Nationals MP and inescapable political artefact Barnaby Joyce has called for a conditional increase to the Newstart welfare payment, breaking with the Coalition’s stance on an issue impacting thousands of young Aussies.
Speaking to The Australian, the one-time Nationals leader and deputy prime minister said “Newstart is a hard life” for recipients living in rural communities.
Joyce said the payment, which has not been increased in real terms in 25 years, should be adjusted to reflect the power prices and a lack of public infrastructure away from major cities.

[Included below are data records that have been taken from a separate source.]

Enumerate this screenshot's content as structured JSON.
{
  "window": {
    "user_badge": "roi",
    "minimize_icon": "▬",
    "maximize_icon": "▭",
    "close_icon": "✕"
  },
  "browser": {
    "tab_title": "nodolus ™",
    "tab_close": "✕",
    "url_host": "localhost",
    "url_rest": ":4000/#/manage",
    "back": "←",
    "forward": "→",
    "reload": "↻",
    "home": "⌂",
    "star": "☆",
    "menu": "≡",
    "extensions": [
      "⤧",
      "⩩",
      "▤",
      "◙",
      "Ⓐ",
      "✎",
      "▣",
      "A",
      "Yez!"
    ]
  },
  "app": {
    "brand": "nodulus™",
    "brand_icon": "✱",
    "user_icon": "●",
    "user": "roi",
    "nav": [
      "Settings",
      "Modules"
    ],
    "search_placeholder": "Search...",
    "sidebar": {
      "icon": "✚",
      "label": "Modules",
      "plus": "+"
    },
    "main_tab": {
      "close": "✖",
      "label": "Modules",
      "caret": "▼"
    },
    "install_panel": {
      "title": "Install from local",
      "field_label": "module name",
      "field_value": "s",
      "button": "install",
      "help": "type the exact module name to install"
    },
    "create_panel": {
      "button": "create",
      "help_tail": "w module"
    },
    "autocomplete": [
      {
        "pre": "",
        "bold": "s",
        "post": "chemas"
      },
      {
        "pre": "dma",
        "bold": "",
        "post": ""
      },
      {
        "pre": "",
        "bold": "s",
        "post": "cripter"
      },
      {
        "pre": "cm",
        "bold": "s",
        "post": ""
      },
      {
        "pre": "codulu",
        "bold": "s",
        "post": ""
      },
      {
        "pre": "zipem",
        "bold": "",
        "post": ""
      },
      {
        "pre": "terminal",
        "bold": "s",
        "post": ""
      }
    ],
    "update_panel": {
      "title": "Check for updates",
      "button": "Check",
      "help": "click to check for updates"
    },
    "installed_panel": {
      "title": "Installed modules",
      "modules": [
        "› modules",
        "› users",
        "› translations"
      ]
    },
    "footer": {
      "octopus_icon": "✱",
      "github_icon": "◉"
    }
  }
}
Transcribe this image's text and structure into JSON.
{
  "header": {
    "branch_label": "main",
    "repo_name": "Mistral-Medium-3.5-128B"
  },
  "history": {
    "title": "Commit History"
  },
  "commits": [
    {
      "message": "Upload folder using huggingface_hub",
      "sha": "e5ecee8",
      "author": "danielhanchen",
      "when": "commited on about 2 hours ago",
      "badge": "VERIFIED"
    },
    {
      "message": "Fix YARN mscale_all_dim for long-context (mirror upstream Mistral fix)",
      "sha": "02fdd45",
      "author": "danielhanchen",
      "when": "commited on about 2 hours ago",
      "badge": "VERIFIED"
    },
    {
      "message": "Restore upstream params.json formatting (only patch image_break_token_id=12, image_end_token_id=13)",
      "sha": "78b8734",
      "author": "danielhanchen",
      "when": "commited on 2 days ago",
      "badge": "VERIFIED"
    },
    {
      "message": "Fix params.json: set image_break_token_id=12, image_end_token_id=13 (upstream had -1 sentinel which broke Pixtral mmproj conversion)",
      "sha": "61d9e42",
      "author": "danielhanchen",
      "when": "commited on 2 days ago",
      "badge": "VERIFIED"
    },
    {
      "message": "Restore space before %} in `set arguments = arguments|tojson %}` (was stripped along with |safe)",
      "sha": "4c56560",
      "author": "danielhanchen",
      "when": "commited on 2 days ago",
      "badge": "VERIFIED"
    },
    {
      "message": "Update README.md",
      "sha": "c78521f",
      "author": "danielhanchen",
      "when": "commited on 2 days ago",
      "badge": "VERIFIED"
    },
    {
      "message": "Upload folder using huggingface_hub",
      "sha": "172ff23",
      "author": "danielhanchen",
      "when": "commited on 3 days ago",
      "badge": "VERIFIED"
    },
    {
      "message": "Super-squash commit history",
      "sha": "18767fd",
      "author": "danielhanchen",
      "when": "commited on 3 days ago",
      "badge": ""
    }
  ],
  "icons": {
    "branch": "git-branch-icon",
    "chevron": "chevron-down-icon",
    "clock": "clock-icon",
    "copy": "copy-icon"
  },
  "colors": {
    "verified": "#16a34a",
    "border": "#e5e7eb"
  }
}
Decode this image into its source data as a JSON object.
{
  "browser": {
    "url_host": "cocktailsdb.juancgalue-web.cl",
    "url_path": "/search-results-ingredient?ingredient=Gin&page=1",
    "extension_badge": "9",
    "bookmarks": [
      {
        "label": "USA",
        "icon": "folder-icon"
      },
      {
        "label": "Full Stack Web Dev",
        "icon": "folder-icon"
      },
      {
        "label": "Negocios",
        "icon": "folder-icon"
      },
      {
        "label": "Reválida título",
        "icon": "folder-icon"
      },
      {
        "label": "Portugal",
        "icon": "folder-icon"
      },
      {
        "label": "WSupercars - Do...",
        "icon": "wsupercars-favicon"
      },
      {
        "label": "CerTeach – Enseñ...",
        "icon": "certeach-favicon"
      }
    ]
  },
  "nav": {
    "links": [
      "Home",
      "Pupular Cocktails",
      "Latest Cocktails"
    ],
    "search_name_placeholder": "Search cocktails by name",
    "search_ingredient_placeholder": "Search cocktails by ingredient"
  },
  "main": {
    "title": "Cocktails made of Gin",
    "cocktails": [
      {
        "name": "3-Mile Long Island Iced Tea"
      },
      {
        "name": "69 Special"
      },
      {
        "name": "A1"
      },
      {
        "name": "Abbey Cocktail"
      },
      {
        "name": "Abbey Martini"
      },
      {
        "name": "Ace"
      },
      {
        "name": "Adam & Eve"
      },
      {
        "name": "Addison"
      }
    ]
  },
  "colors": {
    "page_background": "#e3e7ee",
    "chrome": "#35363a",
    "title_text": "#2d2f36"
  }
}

“If someone’s on Newstart in a town like Woolbrook, it’s going to cost you $50 to go to Tamworth to do the groceries or go to a job interview,” the New England representative said.
The Newstart payment, which entitles single jobseekers to $555.70 a fortnight, has long been criticised for leaving recipients in a state of financial turmoil. While the payment has essentially remained static for 25 years, it has been far outpaced by the rising cost of rent and utilities across the nation.
There are some caveats. Joyce’s comments seemed to reflect the idea that the payment should be indexed based on the geographical location of its recipients, and maintained tHe BeSt FoRm Of WeLfAre is just to go and GeT a JoB.
Still, the Australian Council of Social Services today broadly supported Joyce’s stance, adding that financial hardships are faced by Newstart recipients across the country.
“For people living in regional areas, often job searching requires access to a car and fuel,” said acting CEO Jacqui Phillips.
“For those in more urban areas, rent is even more expensive and there are public transport costs, on top of food, energy and other bills.”
Joyce joins Liberals Arthur Sinodinos and Matt Canavan in suggesting a lift to the payment, but the suggestion isn’t widely supported in the Coalition.
Before the May federal election, Nationals leader Michael McCormack said the payment should only be revisited “when we get better economic conditions as we put in more budget surpluses”.
After taking a Newstart ‘review’ platform to their election loss, some Labor Party backbenchers have again called for the rate to be jacked up by $75 a week – a stance wholly backed by the Greens.